[Element data from apps and pages]
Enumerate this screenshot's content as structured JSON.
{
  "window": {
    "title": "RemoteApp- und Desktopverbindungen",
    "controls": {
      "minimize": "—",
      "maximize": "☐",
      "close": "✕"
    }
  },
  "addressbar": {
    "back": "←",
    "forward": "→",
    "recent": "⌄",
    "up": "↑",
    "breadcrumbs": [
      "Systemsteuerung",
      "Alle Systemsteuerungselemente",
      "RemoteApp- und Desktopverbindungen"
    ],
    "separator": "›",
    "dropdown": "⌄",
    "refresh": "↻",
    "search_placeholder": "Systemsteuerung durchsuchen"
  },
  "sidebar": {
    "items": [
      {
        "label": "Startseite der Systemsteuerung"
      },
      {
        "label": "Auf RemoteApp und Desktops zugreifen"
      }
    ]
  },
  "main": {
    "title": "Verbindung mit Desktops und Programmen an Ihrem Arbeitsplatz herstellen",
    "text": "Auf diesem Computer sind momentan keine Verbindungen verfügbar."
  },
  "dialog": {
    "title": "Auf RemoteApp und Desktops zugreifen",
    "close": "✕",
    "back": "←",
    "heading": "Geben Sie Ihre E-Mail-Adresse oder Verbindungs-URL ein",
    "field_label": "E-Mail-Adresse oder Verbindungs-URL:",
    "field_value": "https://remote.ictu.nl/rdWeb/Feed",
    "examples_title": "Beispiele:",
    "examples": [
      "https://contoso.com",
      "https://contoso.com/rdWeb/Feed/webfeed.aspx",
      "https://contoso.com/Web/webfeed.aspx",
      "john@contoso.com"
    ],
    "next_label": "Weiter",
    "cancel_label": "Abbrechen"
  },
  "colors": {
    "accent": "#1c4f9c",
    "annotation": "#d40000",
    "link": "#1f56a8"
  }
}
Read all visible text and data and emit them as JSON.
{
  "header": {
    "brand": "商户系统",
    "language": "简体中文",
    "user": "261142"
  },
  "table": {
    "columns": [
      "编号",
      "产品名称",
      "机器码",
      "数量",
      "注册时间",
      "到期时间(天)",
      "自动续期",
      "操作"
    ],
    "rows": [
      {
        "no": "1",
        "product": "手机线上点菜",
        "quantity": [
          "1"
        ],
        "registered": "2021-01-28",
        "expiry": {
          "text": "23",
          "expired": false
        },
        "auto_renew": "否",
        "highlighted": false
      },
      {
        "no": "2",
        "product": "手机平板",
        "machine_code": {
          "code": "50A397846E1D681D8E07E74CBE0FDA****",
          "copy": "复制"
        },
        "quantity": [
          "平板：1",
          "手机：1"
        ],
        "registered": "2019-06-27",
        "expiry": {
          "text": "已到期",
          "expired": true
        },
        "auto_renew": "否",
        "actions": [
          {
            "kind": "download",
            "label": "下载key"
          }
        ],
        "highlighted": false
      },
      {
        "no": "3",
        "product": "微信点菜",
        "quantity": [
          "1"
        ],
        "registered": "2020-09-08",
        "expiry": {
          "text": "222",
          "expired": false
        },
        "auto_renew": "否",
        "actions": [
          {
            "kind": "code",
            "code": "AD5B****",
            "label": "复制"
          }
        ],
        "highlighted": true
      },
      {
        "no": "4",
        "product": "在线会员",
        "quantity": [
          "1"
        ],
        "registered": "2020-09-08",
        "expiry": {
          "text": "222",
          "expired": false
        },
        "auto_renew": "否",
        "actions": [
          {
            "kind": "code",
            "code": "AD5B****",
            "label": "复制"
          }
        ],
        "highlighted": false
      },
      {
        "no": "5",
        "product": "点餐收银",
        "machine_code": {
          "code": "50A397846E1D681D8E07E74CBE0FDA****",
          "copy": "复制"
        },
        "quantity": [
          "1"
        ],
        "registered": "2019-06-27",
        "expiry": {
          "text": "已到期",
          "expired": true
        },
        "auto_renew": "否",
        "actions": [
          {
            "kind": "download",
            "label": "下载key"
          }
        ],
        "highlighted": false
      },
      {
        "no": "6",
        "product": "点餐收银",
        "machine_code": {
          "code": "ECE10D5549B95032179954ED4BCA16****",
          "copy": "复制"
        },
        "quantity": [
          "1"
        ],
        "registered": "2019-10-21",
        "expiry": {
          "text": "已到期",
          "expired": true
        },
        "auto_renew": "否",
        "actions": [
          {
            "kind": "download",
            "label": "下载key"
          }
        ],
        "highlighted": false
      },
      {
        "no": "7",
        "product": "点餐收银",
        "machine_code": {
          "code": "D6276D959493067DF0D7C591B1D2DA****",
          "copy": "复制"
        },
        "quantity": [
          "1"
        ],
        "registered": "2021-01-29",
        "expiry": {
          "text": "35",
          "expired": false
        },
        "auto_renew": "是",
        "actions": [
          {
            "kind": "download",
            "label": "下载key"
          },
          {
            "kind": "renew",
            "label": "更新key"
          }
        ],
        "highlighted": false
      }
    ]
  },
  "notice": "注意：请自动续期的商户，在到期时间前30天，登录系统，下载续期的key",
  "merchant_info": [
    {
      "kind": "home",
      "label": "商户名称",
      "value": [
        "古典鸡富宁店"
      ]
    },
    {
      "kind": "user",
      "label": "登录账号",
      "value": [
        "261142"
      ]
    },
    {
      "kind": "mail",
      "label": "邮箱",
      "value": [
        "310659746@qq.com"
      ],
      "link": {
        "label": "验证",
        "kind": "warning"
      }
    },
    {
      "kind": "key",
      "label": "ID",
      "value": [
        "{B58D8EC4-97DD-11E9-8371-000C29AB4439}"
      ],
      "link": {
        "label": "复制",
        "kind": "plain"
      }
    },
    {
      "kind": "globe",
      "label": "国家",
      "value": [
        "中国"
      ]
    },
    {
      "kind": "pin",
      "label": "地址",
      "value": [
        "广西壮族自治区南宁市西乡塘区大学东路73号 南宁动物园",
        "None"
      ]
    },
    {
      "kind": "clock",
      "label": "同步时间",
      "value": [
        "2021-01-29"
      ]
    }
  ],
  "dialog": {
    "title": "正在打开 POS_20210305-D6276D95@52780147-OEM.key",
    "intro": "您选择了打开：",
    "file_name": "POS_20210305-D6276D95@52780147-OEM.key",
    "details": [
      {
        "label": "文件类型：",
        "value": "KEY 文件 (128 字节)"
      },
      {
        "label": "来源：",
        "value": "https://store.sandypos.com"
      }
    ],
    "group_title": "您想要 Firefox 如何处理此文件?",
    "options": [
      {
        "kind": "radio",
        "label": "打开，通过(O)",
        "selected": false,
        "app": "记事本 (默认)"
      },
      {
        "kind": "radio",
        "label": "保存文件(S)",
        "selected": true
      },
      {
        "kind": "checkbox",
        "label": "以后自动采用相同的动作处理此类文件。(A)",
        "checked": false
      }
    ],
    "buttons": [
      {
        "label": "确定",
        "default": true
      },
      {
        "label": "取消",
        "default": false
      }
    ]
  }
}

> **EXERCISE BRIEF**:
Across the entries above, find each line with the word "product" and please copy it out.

> **EXPECTED OUTPUT**:
        "product": "手机线上点菜",
        "product": "手机平板",
        "product": "微信点菜",
        "product": "在线会员",
        "product": "点餐收银",
        "product": "点餐收银",
        "product": "点餐收银",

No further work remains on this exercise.